I haven’t written about one of these in a while, but the latest Millionaires in the Making from CNN Money looks interesting. It’s interesting to note that CNN changed the format of the series into a blog, allowing comments (if you’re willing to leave your city and state along with your name). Now, about the couple.

The Cicotte family is a one-income household, but that one income is a healthy $175,000 per annum. They have seven children to put through college. Even with these massive child-rearing expenses, reduced a little by the children who will work to help pay their own expenses, they have managed to save more than $275,000.

The Cicottes plan on drawing $200,000 per year from their retirement funds starting in 2027 when George turns 60. They want to increase it to 5 percent per year after that.

A $200,000 withdrawal in the first year of retirement requires a nest egg of $4,000,000 based on a 4% safe withdrawal rate. The article provides some expert tips for the Cicottes:

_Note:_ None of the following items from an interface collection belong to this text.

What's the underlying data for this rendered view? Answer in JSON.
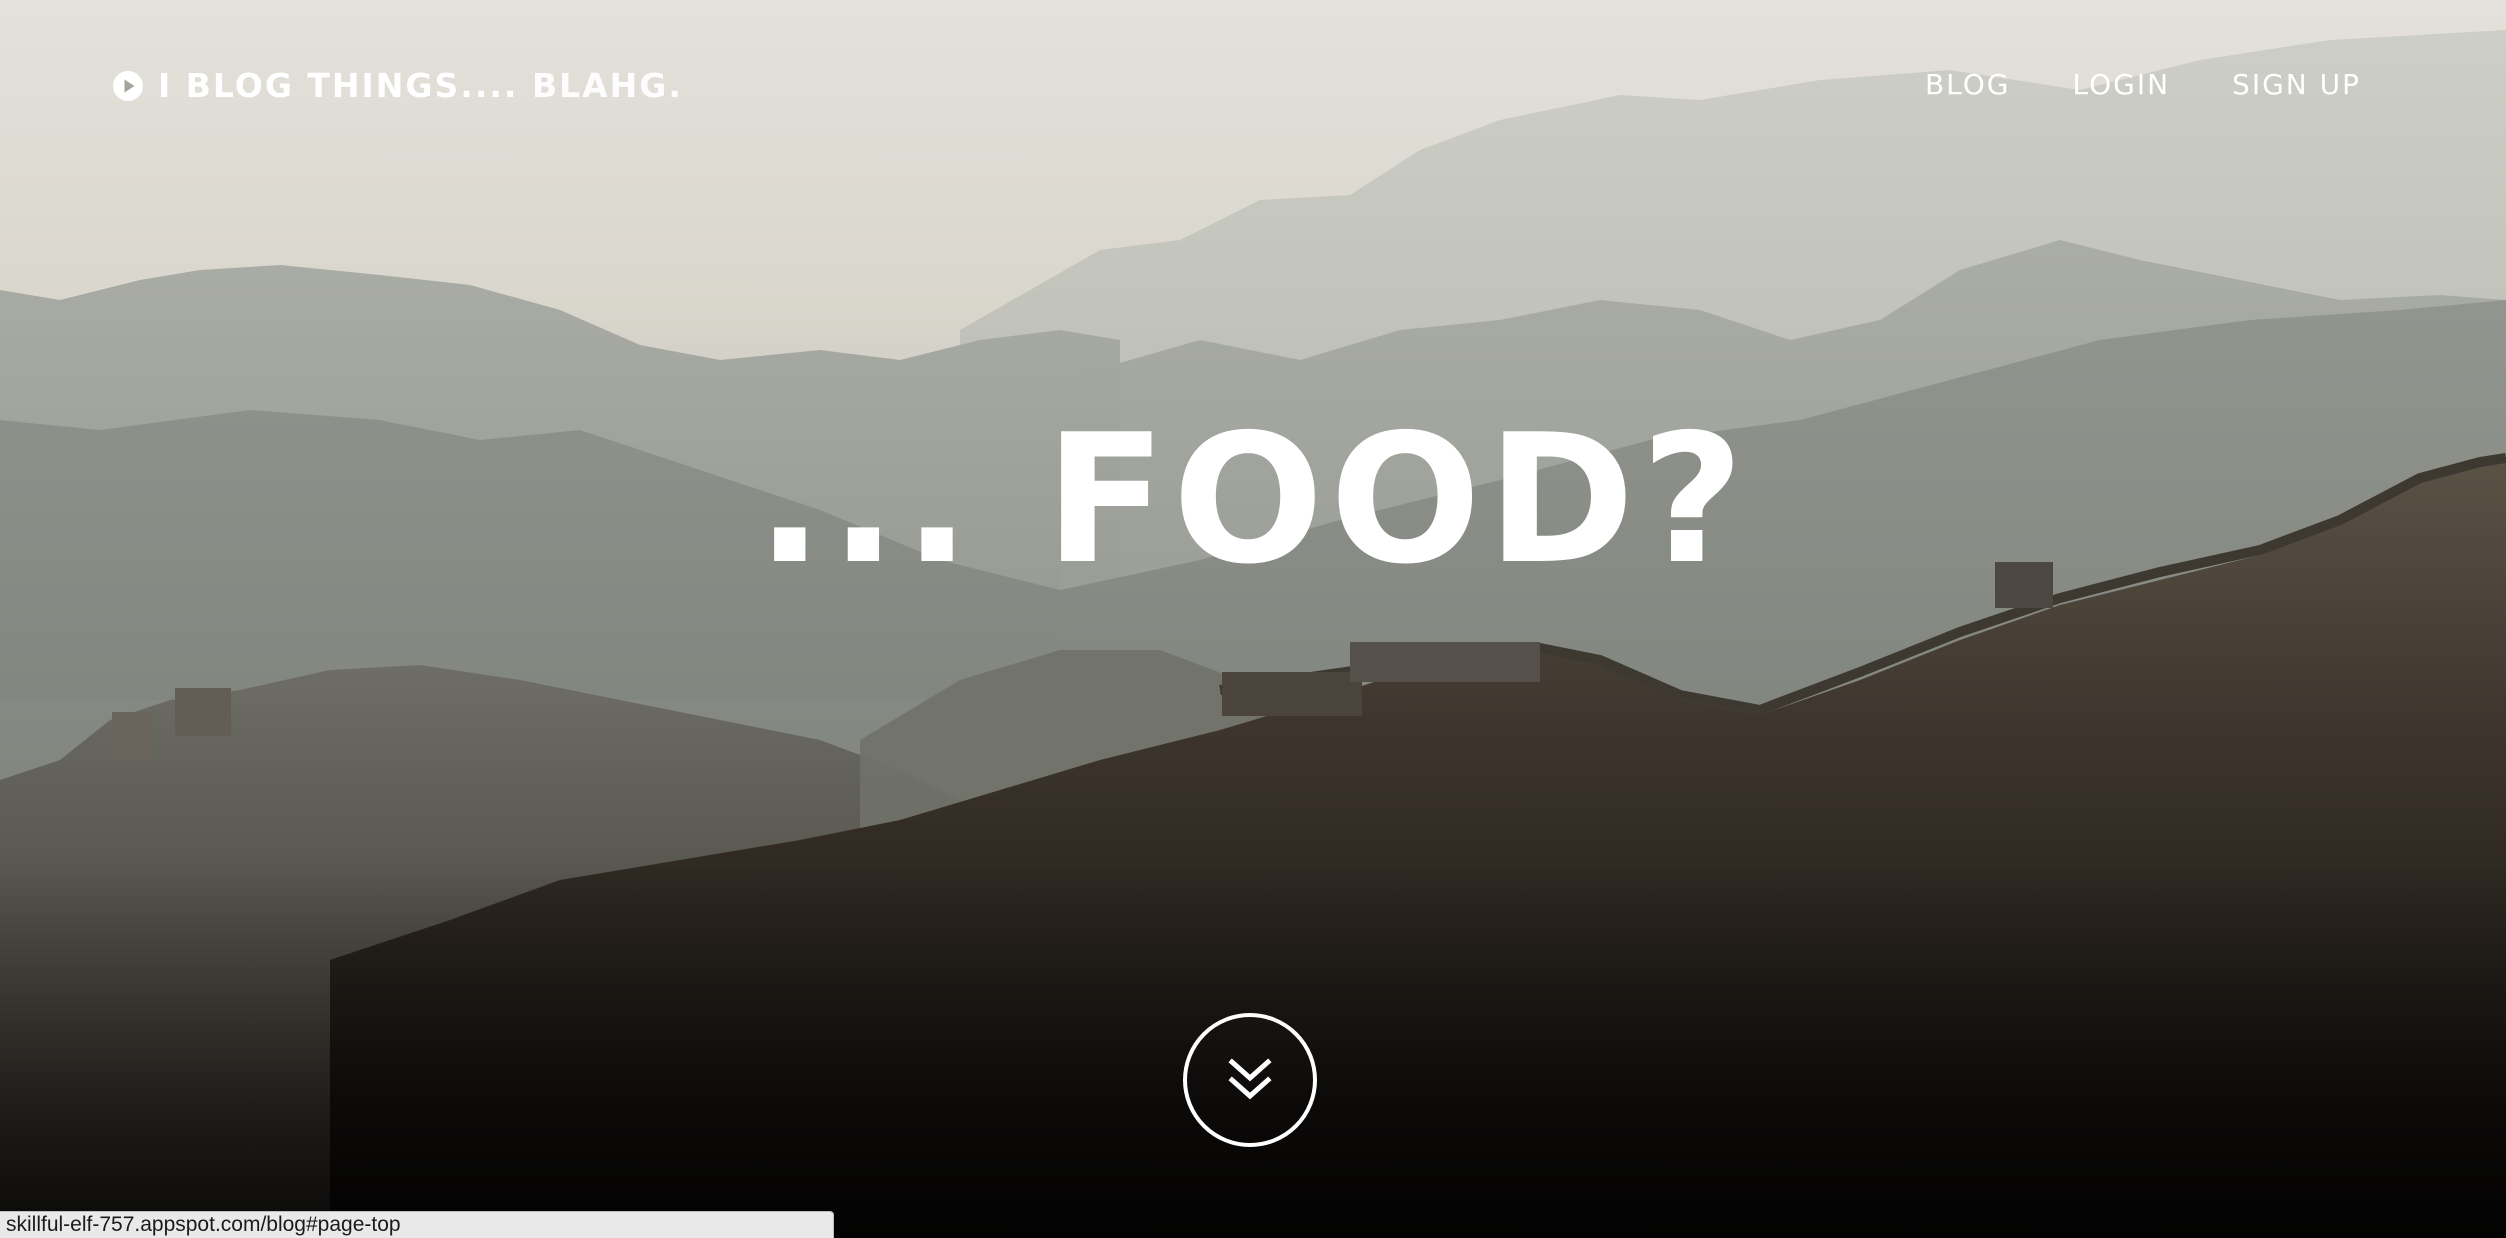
{
  "brand": {
    "icon": "play-circle-icon",
    "title_main": "I BLOG THINGS....",
    "title_suffix": "BLAHG."
  },
  "nav": {
    "items": [
      {
        "label": "BLOG"
      },
      {
        "label": "LOGIN"
      },
      {
        "label": "SIGN UP"
      }
    ]
  },
  "hero": {
    "headline": "... FOOD?",
    "background": "misty-mountains-great-wall-photo",
    "scroll_icon": "double-chevron-down-icon"
  },
  "status_bar": {
    "url": "skillful-elf-757.appspot.com/blog#page-top"
  },
  "colors": {
    "text": "#ffffff",
    "sky_top": "#e4e1dc",
    "haze": "#b9bcb4",
    "foreground_dark": "#0b0908",
    "status_bar_bg": "#e9e9e9"
  }
}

Cicotte currently invests the bulk of his retirement savings in a target mutual fund designed for people retiring in 2045. He chose the fund because its allocation is more aggressive than one designed for people leaving the workforce in 2035. But Boucher said that, at George’s age, the family would be better served by a slightly more conservative fund. “If he really wants to put his investments on cruise control, he should go with a 2035 fund–it’s going to be less volatile,” said Boucher.

The article doesn’t say which fund company’s 2045 fund. If it is the Vanguard Target Retirement 2045 Fund (VTIVX), it looks like a fund I would like holding, with 10% in bonds and 90% in stocks. The bonds-to-stocks ratio of the Vanguard Target Retirement 2035 Fund (VTTHX) is the same, but the mix of stocks is a little different. I don’t think one has a significant advantage over the other.

One thing that has allowed the Cicottes to get to their current position and to have strong dreams for the future, other than the healthy salary in what I assume is an area of the country where that salary can go far, is their attitude against debt.

Coming out of college and graduate school, the couple was saddled with big student loan debt. George says they owed $13,000 from their undergraduate education and $30,000 from his law school, all of which they’ve paid off. Their mortgage is their only other debt, and they expect to pay off the $100,000 balance in seven years. The Cicottes say their Mormon faith has been instrumental in keeping them disciplined financially–the tenets of the religion encourage the minimizing of debt.

While $43,000 in student loan debt is nothing to sneeze at, I wouldn’t call it “big.” $30,000 for law school is quite reasonable when compared to other freshly minted JDs. According to FinAid, the average debt for a new law school graduate is $70,933. Add the average undergraduate debt for a total of $80,754.

The CNN financial expert also recommends increasing the family’s emergency fund from $15,000 to $50,000 as a form of insurance against the family’s income. At first, this seems excessive to me, but considering Mr. Cicotte is self-employed which adds quite a bit of risk to his income, and the family’s aversion to debt, having a healthy cash cache is good advice.

I can’t imagine having seven children. I feel I’ll struggle enough raising one or two children when that time comes.

Article comments

Anonymous says:


I love these profiles. I’ve listed them all on my blog and will publish their stats soon.

Luke Landes says:

Perhaps they want to deplete their entire funds before their seven children can get their grubby little hands on the estate.

Anonymous says:

WOW! To burn through $200K in a year during retirement, they will be spending a little over $16K PER MONTH! Sounds excessive.